The Truth About Tea
Drinking a few cups of tea a day may be good for your health. Tea leaves come from the Camellia sinensisplant. They contain antioxidants that counter free radicals, which can damage cells. Antioxidants may reduce or help prevent some of this damage.
The difference between the three main varieties of tea (green, black, and oolong) is the process used to make them. Black tea is exposed to air, or fermented, which darkens the leaves and gives them flavor. Green tea is made by heating or quickly steaming the leaves. Oolong tea leaves are partially fermented.
Some studies show that drinking green tea may help curb a few heart disease risk factors, including body weight, blood pressure, and cholesterol absorption. People who need to control their blood sugar level may benefit from drinking green tea. There is some evidence that green tea may help control glucose (or blood sugar) levels.
You get the most antioxidants from freshly brewed tea; those compounds are reduced in instant tea, decaffeinated tea, and bottled tea. Researchers have not determined how many cups of freshly brewed green tea are recommended each day, but people in Asia typically drink at least three cups daily.
Fresh brewing is the way to get the most antioxidants from your tea, so knowing how long to steep the tea is an important part of the process. Three to five minutes is the recommended amount of time for maximizing the benefits.
Green tea contains caffeine, so pregnant women or those who are breastfeeding shouldn’t drink more than one or two servings of green tea per day.

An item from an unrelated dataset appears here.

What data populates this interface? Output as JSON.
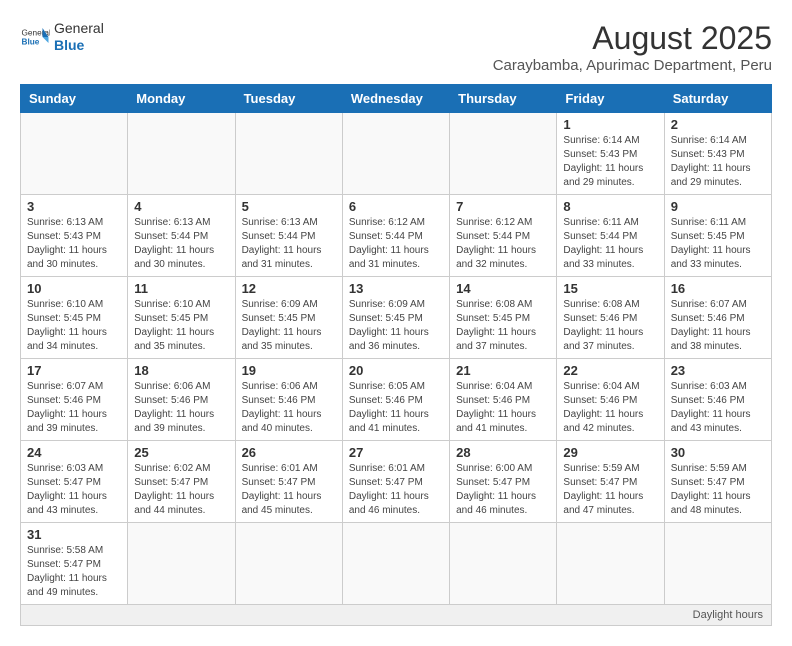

People with irregular heartbeats or anxiety disorders also should be cautious about how much caffeine they get, from green tea or other sources